Marina Abramovic


Marina Abramovic (Yugoslavia, 1946) is without question one of the seminal artists of our time. Since the beginning of her career in Yugoslavia during the early 1970’s where she attended the Academy of Fine Arts in Belgrade, Abramovic has pioneered the use of performance as a visual art form. The body has always been both her subject and medium. Exploring the physical and mental limits of her being, she has withstood pain, exhaustion, and danger in a quest for emotional and spiritual transformation. Abramovic’s concern with creating works that ritualize the simple actions of everyday life like lying, sitting, dreaming, and thinking; in effect the manifestation of a unique mental state. As a vital member of the generation of pioneering performance artists that includes Bruce Nauman, Vito Acconci, and Chris Burden, Abramovic created some of the most historic early performance pieces and is the only one still making important durational works.

From 1975 until 1088, Abramovic and the German artist Ulay performed together, dealing with relations of duality. After separating in 1988, Abramovic returned to solo performances in 1989. Abramovic has presented her work with performances, sound, photography, video, sculpture, and “Transitory Objects for Human and Non-Human Use” in solo exhibitions at major institutions in the US and Europe, including the Stedelijk Van Abbemuseum, Eindhoven, The Neatherlands (1985); Musée National d’Art Moderne, Centre Georges Pompidou, Paris (1990); Neue Nationalgalerie, Berlin (1993); and the Museum of Modern Art, Oxford (1995). Her work has also been included in many large-scale international exhibitions including the Venice Biennial (1976 and 1997), and Documenta 6, 7, and 9, in Kassel, Germany (1977, 1982, and 1992). In 1995, she exhibited her touring exhibition Objects Performance Video Sound at the Museum of Modern Art in Oxford, IMMA in Dublin, and the Fruitmaker Gallery in Edinburgh. In 1998, the Artist Body-Public Body toured extensively including the Kunstmuseum and Grosse Halle in Bern, La Gallera in Valencia. In 2000 a large solo show was held at the Kunstverin in Hanover.
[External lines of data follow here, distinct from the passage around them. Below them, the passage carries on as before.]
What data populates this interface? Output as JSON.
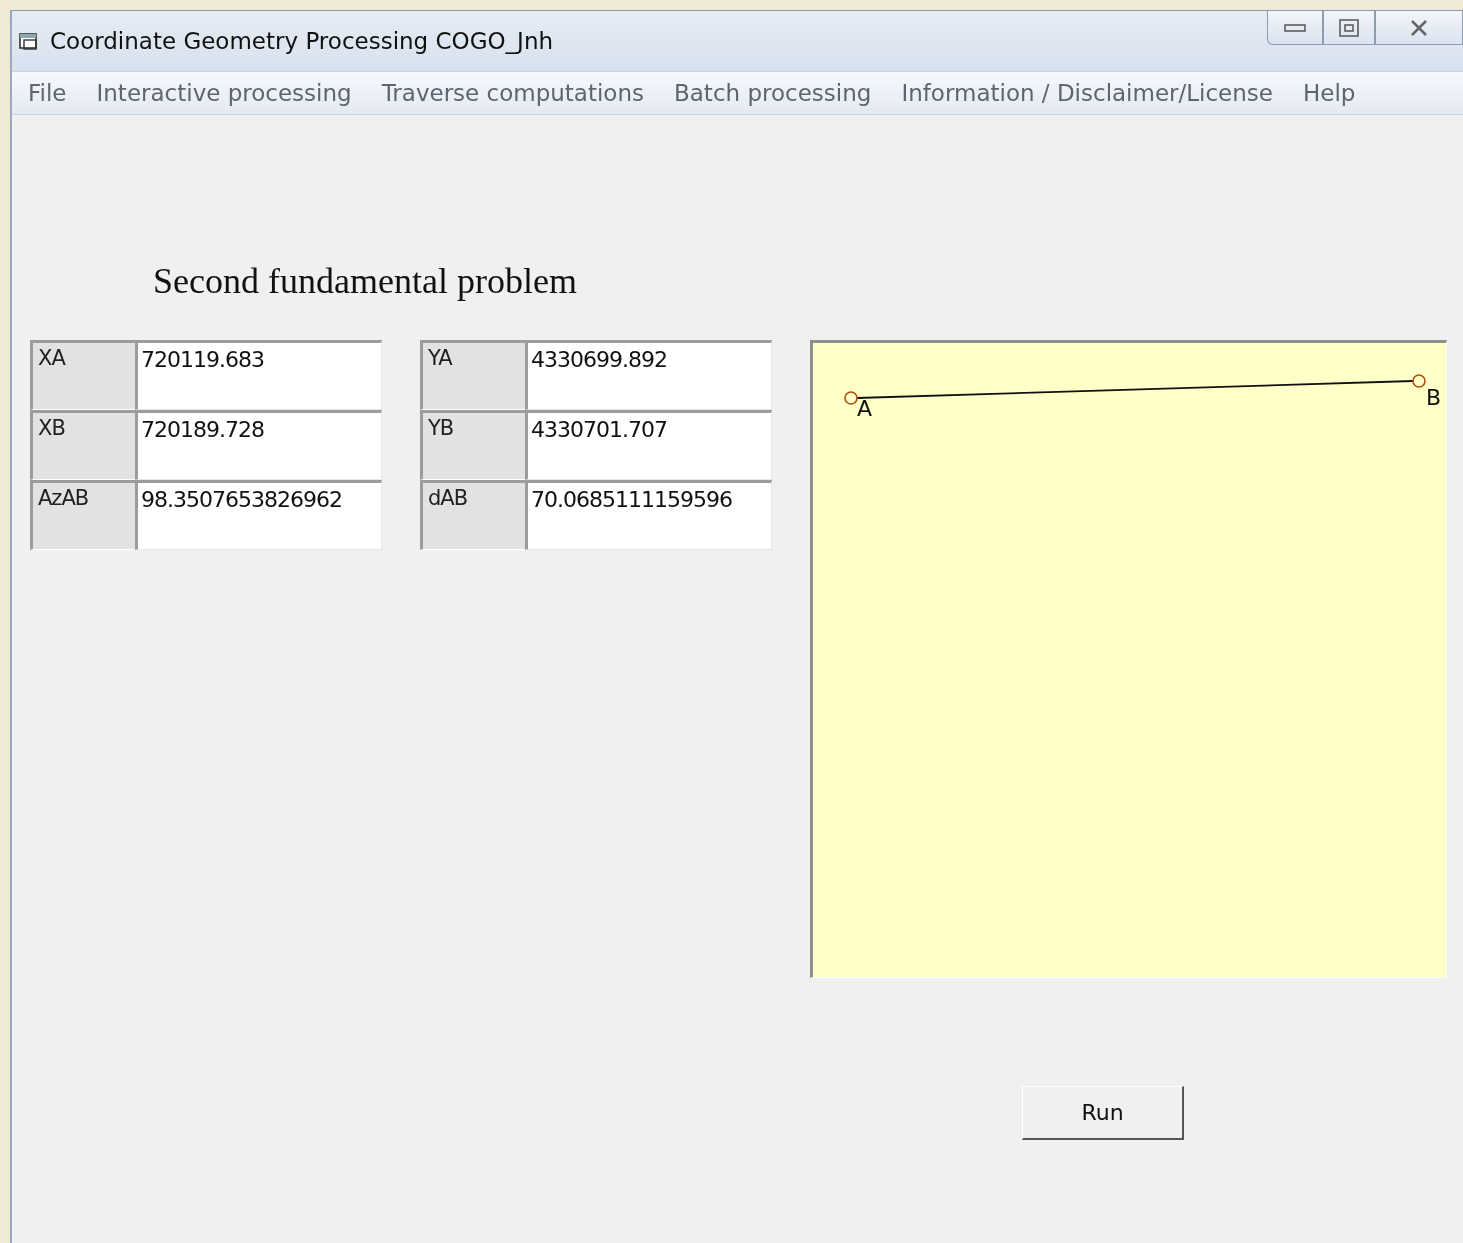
{
  "window": {
    "title": "Coordinate Geometry Processing COGO_Jnh"
  },
  "menu": [
    "File",
    "Interactive processing",
    "Traverse computations",
    "Batch processing",
    "Information / Disclaimer/License",
    "Help"
  ],
  "heading": "Second fundamental problem",
  "grids": [
    {
      "rows": [
        {
          "label": "XA",
          "value": "720119.683"
        },
        {
          "label": "XB",
          "value": "720189.728"
        },
        {
          "label": "AzAB",
          "value": "98.3507653826962"
        }
      ]
    },
    {
      "rows": [
        {
          "label": "YA",
          "value": "4330699.892"
        },
        {
          "label": "YB",
          "value": "4330701.707"
        },
        {
          "label": "dAB",
          "value": "70.0685111159596"
        }
      ]
    }
  ],
  "plot": {
    "points": [
      {
        "label": "A"
      },
      {
        "label": "B"
      }
    ]
  },
  "run_button": "Run"
}
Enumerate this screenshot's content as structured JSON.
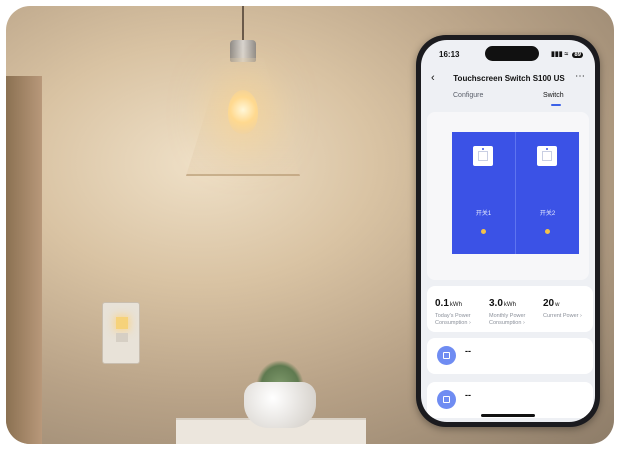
{
  "status": {
    "time": "16:13",
    "signal_icon": "signal-icon",
    "wifi_icon": "wifi-icon",
    "battery": "89"
  },
  "header": {
    "title": "Touchscreen Switch S100 US"
  },
  "tabs": [
    {
      "label": "Configure",
      "active": false
    },
    {
      "label": "Switch",
      "active": true
    }
  ],
  "device": {
    "switches": [
      {
        "label": "开关1"
      },
      {
        "label": "开关2"
      }
    ]
  },
  "stats": [
    {
      "value": "0.1",
      "unit": "kWh",
      "label": "Today's Power Consumption"
    },
    {
      "value": "3.0",
      "unit": "kWh",
      "label": "Monthly Power Consumption"
    },
    {
      "value": "20",
      "unit": "w",
      "label": "Current Power"
    }
  ],
  "rows": [
    {
      "value": "--"
    },
    {
      "value": "--"
    }
  ],
  "colors": {
    "accent": "#3b52e6",
    "tab_underline": "#3c62e8",
    "led": "#f2c14a"
  }
}
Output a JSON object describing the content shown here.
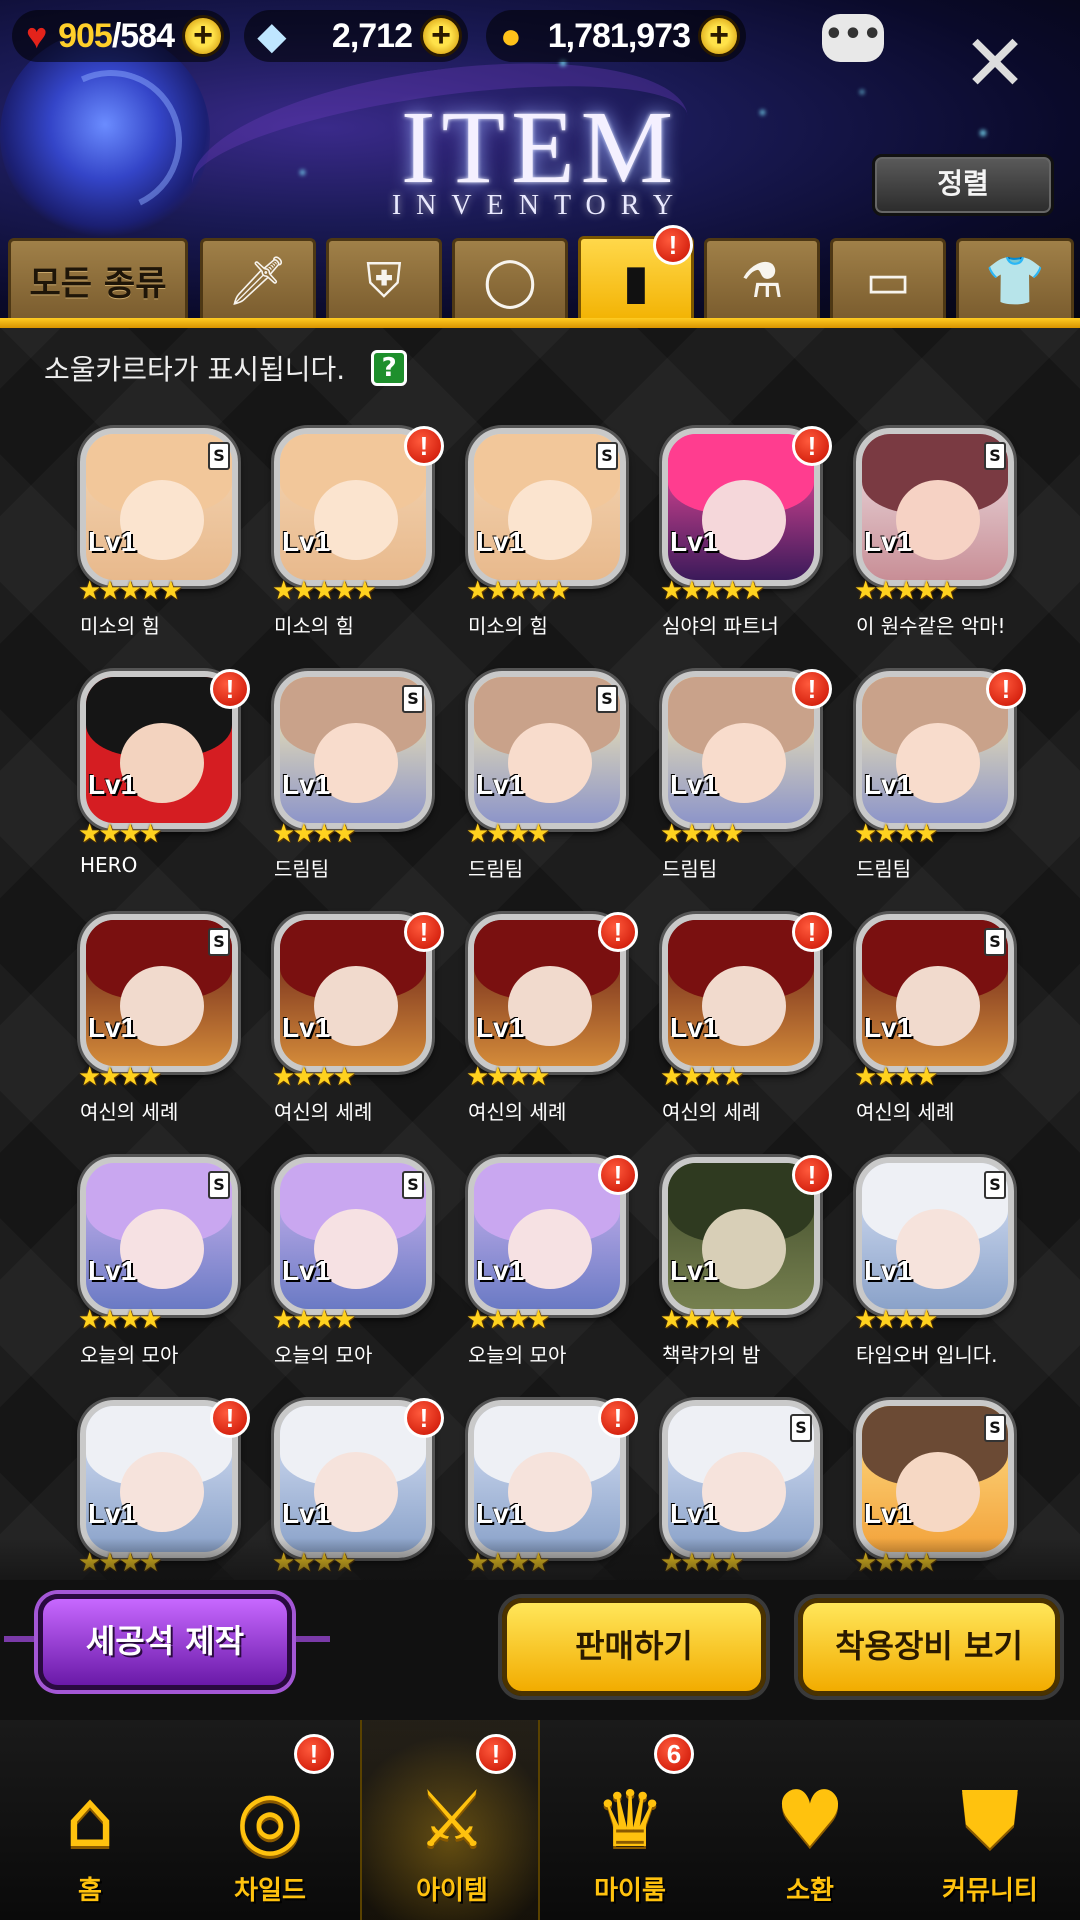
{
  "resources": {
    "hp_current": "905",
    "hp_max": "/584",
    "gems": "2,712",
    "gold": "1,781,973",
    "plus": "+"
  },
  "header": {
    "title": "ITEM",
    "subtitle": "INVENTORY",
    "sort_label": "정렬",
    "chat_icon": "•••",
    "close_icon": "✕"
  },
  "tabs": [
    {
      "label": "모든 종류",
      "icon": "all-types"
    },
    {
      "label": "",
      "icon": "sword-icon"
    },
    {
      "label": "",
      "icon": "shield-icon"
    },
    {
      "label": "",
      "icon": "ring-icon"
    },
    {
      "label": "",
      "icon": "soul-card-icon",
      "active": true,
      "badge": "!"
    },
    {
      "label": "",
      "icon": "flask-icon"
    },
    {
      "label": "",
      "icon": "card-icon"
    },
    {
      "label": "",
      "icon": "costume-icon"
    }
  ],
  "info_text": "소울카르타가 표시됩니다.",
  "help_label": "?",
  "badge_mark": "!",
  "level_label": "Lv1",
  "cards": [
    {
      "name": "미소의 힘",
      "stars": "★★★★★",
      "badge": false
    },
    {
      "name": "미소의 힘",
      "stars": "★★★★★",
      "badge": true
    },
    {
      "name": "미소의 힘",
      "stars": "★★★★★",
      "badge": false
    },
    {
      "name": "심야의 파트너",
      "stars": "★★★★★",
      "badge": true
    },
    {
      "name": "이 원수같은 악마!",
      "stars": "★★★★★",
      "badge": false
    },
    {
      "name": "HERO",
      "stars": "★★★★",
      "badge": true
    },
    {
      "name": "드림팀",
      "stars": "★★★★",
      "badge": false
    },
    {
      "name": "드림팀",
      "stars": "★★★★",
      "badge": false
    },
    {
      "name": "드림팀",
      "stars": "★★★★",
      "badge": true
    },
    {
      "name": "드림팀",
      "stars": "★★★★",
      "badge": true
    },
    {
      "name": "여신의 세례",
      "stars": "★★★★",
      "badge": false
    },
    {
      "name": "여신의 세례",
      "stars": "★★★★",
      "badge": true
    },
    {
      "name": "여신의 세례",
      "stars": "★★★★",
      "badge": true
    },
    {
      "name": "여신의 세례",
      "stars": "★★★★",
      "badge": true
    },
    {
      "name": "여신의 세례",
      "stars": "★★★★",
      "badge": false
    },
    {
      "name": "오늘의 모아",
      "stars": "★★★★",
      "badge": false
    },
    {
      "name": "오늘의 모아",
      "stars": "★★★★",
      "badge": false
    },
    {
      "name": "오늘의 모아",
      "stars": "★★★★",
      "badge": true
    },
    {
      "name": "책략가의 밤",
      "stars": "★★★★",
      "badge": true
    },
    {
      "name": "타임오버 입니다.",
      "stars": "★★★★",
      "badge": false
    },
    {
      "name": "",
      "stars": "★★★★",
      "badge": true
    },
    {
      "name": "",
      "stars": "★★★★",
      "badge": true
    },
    {
      "name": "",
      "stars": "★★★★",
      "badge": true
    },
    {
      "name": "",
      "stars": "★★★★",
      "badge": false
    },
    {
      "name": "",
      "stars": "★★★★",
      "badge": false
    }
  ],
  "actions": {
    "craft": "세공석 제작",
    "sell": "판매하기",
    "equipped": "착용장비 보기"
  },
  "nav": [
    {
      "label": "홈",
      "icon": "home-icon",
      "badge": ""
    },
    {
      "label": "차일드",
      "icon": "child-flame-icon",
      "badge": "!"
    },
    {
      "label": "아이템",
      "icon": "item-sword-shield-icon",
      "badge": "!",
      "active": true
    },
    {
      "label": "마이룸",
      "icon": "myroom-crown-icon",
      "badge": "6"
    },
    {
      "label": "소환",
      "icon": "summon-bottle-icon",
      "badge": ""
    },
    {
      "label": "커뮤니티",
      "icon": "community-shield-icon",
      "badge": ""
    }
  ]
}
In 2002, she participated in the Belin-Moscow exhibition which toured from the Martin Gropius-Bau in Berlin to the State Historical Museum, Moscow in 2004.

In 2004, Abramovic also exhibited at the Whitney Biennial in New York as well as a significant touring solo show called The Star in Maruame Museum of Contemporary Art and the Komamoto Museum of Contemporary Art in Japan.

  Marina Abramovic has taught and lectures extensively over Europe and America including the Hoschule fur Bilende Kunste in Hamburg, and Beaux Arts in Paris. In 1994 she became Professor for Performance Art at the Hoschule fur Bilende Kunste in Braunschweig where she taught for seven years. In 2004 she was awarded an Honorary Doctorate from the Art Institute in Chicago. In November 2004, Abramovic gave lectures and talks at the Columbia College in Chicago, the University of Minnesota, and at the University of New York.

She was awarded the Golden Lion for Best Artist at the 1997 Venice Biennial for her extraordinary video installation/performance piece Balkan Baroque, and in 2003 received the Bessie for The House with the Ocean View, a twelve day performance at the Sean Kelly Gallery in New York. In 2005 Abramovic presented a performance/ installation called Seven Easy Pieces for the Guggenheim Museum in New York. In 2010 Abramovic performed The Artist Is Present, a 736-hour and 30-minute static, silent piece, in which she sat immobile in the museum's atrium while spectators were invited to take turns sitting opposite her. The artist Ulay made a surprise appearance at the opening night of the show. Her work is included in many major public collections worldwide.